For a full QWERTY bar, the LG GW300 manages to keep its size as friendly as possible. It measures 115.5 x 61 x 12.8 mm, which makes it compact enough to fit in almost every pocket or purse. The phone is all plastic so it weighs only 95 g and feels really light.
We found that the size and weight are just about perfect for the form factor. The handset feels pretty solid and it handles comfortably.
A full QWERTY keyboard isn't something that you only find in business-oriented devices and this has been the situation for a little while now. If you aren't used to it, then brace yourself because more phones like the GW300 will be coming along in the nearest future.
The LG GW300 comes in various color variations - black, blue, red, orange, pink (some of them are market or operator dependant). Regardless of color version, the phone looks really nice (apart from the odd round knobs under the screen, which are surprisingly comfy).
The 2.4" 256K-color display of 320 x 240 pixel resolution takes half of the front panel. It's larger than most of its competitors' screens and delivers nice image quality. And luckily, unlike LG's touchscreen equipped devices, the display of the GW300 sports good (though still not excellent) sunlight legibility.
It's a bit overcrowded under the screen of the GW300 with all these 6 buttons plus the round D-pad. The aesthetics of the key design may be questionable, but they are extra thumbable and offer great user experience. We can only complain about the small-sized Call/End buttons.
LG GW300 has a very friendly four-row QWERTY keypad with excellent touch orientation. The keys look and feel just like those on the Nokia E71. The even backlighting guarantees hassle-free typing in the dark and there is even a dedicated shortcut to the message composer.

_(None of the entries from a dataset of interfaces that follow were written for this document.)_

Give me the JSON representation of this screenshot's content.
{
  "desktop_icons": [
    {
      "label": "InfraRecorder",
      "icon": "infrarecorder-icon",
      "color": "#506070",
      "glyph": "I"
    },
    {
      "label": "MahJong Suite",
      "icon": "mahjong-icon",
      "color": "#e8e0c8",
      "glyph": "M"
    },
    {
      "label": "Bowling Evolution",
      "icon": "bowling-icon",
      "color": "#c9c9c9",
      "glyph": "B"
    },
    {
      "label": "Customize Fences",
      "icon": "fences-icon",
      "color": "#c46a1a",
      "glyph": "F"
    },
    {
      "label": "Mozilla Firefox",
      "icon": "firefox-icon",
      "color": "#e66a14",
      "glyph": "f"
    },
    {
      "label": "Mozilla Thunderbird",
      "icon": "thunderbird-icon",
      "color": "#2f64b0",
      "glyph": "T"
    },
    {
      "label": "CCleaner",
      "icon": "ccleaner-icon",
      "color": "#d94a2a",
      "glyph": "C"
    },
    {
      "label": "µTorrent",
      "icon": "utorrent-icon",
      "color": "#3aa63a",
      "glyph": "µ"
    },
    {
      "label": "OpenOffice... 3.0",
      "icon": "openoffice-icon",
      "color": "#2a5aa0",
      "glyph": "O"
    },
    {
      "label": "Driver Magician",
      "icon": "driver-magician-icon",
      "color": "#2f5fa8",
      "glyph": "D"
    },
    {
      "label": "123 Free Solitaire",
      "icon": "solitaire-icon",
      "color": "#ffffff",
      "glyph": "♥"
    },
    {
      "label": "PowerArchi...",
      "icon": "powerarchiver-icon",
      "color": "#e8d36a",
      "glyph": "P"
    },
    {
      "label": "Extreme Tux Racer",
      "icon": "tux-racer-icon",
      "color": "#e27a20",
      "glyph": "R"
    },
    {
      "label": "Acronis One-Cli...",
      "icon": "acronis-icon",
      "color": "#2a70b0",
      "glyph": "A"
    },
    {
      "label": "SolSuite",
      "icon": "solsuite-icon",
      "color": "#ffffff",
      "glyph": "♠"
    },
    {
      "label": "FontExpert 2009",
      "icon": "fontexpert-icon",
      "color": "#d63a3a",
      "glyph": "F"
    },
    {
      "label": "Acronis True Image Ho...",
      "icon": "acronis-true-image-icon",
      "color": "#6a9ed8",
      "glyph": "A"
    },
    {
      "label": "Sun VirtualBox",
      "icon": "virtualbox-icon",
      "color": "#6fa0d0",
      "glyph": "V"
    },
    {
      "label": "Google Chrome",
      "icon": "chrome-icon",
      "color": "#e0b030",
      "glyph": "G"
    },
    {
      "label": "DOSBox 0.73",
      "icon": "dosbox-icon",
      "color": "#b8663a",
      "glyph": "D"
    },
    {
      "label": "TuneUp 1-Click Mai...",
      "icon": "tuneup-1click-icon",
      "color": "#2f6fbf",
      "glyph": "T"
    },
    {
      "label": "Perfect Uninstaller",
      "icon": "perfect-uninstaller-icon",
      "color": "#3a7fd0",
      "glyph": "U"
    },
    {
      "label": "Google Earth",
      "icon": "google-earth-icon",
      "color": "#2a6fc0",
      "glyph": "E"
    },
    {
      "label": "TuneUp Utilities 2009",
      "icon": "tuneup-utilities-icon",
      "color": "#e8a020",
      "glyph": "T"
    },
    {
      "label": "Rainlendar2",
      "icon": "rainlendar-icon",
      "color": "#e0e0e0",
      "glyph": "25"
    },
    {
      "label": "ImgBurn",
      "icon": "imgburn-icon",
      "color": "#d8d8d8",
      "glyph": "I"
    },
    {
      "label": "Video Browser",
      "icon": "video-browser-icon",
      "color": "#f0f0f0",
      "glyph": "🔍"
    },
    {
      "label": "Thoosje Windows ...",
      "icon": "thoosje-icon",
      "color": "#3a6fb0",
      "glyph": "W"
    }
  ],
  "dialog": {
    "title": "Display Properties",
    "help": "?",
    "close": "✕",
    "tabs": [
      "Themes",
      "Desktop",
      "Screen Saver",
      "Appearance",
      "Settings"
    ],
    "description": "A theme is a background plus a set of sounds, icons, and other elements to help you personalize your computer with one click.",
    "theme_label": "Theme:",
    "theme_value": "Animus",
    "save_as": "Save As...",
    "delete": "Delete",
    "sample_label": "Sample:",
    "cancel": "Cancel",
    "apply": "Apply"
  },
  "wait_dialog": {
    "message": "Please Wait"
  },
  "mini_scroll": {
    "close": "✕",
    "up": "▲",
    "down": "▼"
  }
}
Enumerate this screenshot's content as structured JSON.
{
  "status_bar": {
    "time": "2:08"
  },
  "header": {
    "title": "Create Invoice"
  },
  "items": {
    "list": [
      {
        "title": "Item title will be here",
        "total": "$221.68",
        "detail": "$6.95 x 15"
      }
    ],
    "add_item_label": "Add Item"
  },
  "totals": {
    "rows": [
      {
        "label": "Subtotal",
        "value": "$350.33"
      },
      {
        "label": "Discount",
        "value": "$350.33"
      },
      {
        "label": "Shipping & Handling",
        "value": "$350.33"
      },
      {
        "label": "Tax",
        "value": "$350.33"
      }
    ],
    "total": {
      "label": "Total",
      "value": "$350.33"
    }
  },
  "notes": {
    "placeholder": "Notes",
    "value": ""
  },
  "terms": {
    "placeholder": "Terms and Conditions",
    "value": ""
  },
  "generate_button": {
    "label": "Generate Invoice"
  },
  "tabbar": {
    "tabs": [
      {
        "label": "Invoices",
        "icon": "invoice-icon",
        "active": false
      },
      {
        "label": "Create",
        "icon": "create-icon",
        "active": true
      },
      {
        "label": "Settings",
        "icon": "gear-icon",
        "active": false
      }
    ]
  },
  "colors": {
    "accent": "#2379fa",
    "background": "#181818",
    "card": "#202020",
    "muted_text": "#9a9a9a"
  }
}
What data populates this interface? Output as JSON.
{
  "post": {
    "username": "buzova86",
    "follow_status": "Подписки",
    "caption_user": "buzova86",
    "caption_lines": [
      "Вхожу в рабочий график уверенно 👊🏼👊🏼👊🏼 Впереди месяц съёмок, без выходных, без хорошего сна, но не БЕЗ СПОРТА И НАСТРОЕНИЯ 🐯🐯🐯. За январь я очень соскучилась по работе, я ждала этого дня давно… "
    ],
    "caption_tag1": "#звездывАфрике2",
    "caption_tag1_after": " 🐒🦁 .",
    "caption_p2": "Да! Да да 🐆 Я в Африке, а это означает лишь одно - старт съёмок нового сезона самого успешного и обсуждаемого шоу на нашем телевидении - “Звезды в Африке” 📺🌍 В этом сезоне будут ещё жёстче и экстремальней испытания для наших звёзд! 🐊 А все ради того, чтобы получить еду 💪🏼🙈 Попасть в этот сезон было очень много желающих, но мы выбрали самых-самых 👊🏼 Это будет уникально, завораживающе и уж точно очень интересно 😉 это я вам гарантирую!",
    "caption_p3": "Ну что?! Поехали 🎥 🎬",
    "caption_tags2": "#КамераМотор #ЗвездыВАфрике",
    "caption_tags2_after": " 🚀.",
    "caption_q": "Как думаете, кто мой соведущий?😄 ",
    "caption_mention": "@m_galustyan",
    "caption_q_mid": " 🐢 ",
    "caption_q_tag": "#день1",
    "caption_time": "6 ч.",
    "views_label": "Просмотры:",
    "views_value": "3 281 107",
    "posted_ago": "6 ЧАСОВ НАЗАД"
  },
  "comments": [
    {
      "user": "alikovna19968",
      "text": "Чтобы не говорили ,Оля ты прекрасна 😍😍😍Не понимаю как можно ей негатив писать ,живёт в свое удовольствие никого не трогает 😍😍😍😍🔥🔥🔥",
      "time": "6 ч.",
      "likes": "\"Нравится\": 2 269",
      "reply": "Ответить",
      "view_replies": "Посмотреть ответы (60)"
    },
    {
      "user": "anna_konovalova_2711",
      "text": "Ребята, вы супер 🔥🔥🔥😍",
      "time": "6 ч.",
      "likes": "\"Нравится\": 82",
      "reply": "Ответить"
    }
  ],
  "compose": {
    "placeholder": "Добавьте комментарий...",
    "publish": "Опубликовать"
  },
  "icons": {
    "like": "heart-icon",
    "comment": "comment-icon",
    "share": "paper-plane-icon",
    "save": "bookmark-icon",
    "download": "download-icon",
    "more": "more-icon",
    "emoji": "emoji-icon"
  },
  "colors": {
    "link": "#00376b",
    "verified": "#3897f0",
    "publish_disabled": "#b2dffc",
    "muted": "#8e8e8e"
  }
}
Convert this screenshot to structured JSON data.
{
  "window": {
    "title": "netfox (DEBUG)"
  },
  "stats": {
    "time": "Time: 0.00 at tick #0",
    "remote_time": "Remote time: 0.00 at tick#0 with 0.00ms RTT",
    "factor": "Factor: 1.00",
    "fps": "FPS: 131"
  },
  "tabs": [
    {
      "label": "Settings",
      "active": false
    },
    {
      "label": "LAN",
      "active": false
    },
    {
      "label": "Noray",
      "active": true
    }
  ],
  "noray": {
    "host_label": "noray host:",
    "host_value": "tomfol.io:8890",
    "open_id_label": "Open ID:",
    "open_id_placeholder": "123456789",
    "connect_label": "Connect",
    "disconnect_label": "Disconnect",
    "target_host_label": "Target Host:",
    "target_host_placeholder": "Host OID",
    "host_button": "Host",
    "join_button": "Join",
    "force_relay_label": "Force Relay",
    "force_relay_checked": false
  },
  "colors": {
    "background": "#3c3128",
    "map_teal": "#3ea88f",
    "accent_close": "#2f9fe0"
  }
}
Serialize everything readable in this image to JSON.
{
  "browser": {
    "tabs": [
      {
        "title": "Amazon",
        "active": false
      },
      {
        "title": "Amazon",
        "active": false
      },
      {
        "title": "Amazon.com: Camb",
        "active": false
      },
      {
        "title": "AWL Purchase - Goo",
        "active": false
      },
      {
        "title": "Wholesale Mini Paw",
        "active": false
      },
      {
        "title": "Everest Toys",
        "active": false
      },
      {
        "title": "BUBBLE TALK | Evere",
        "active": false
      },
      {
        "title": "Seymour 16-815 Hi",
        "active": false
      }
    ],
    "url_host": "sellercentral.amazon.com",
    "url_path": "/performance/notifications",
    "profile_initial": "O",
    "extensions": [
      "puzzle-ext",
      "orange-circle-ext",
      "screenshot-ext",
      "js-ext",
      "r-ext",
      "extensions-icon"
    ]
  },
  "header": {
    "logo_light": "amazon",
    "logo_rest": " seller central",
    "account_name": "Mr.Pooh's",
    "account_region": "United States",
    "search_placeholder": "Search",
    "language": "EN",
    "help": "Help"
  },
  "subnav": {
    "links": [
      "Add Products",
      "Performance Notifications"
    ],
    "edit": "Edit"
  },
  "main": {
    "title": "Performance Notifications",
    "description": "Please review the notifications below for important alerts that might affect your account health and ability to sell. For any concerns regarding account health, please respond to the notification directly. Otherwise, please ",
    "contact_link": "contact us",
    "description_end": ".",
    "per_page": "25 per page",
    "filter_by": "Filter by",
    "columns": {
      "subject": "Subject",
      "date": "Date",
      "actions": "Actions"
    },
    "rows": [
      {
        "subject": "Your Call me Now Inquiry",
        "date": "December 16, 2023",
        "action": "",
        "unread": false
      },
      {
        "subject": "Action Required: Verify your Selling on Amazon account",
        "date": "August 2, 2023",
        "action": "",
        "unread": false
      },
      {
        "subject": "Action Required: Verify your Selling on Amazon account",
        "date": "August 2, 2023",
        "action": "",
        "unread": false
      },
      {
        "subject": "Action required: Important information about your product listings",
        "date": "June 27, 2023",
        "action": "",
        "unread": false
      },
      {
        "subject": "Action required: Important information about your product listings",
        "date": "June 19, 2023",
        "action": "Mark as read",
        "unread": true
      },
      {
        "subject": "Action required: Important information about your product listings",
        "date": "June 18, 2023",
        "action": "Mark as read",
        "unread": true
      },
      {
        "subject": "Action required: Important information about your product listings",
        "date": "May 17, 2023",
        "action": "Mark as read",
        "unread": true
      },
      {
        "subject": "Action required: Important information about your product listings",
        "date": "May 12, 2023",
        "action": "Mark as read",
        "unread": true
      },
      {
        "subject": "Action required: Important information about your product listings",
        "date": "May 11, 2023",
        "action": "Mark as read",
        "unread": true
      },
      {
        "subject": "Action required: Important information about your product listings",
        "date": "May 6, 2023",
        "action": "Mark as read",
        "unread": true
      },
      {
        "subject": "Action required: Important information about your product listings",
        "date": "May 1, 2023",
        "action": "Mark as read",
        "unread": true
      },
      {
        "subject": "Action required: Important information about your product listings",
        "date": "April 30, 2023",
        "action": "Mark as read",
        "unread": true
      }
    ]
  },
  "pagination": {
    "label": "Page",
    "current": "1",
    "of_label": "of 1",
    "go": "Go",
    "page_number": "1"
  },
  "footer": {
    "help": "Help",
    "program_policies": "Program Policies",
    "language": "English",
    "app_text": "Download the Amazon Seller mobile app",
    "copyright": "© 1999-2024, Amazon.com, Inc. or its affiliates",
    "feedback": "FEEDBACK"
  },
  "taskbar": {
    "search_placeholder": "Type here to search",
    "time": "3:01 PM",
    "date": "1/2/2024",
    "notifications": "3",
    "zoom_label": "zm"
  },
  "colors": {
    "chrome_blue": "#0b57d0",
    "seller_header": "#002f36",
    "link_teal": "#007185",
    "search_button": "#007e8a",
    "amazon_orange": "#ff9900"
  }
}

We had no Nokia E71 available at the office during our time with the GW300 but we did manage to shoot some face to face pics with the E72.
On the left-hand side we find the volume rocker and the microSD card slot. The phone should support up to 4GB cards, however, our unit handled a 16GB microSD card hassle-free. A plastic lid covers the card slot to keep away dirt and grime.
On the right-hand side there is only a camera shutter key. It's not really needed as the camera doesn't have auto focus and the D-pad would have been enough.
The standard 3.5mm audio jack and the microUSB port are on top of the device. The microUSB port is used both for data transfers and charging as part of the global LG portfolio shift to the more standardized connector.
The loudspeaker and the camera lens are easily visible on the back of the device. The 2 megapixel snapper of the GW300 doesn't have a flash but the real big loss is autofocus (along with the low resolution, of course).
Removing the battery cover is a breeze - you simply press the dedicated button to eject the cover. Underneath is the 900 mAh Li-Ion battery.
The LG GW300 is said to offer up to 5 h of talk time and up to 400 h of standby time. In reality, the device stayed up and running for 3 full days.
We are happy with the ergonomics of the LG GW300, especially with the QWERTY keyboard. The GW300 looks a bit cheap but its overall build quality is fine. The only cause for complaint is the quiet creaking sound produced by the battery cover.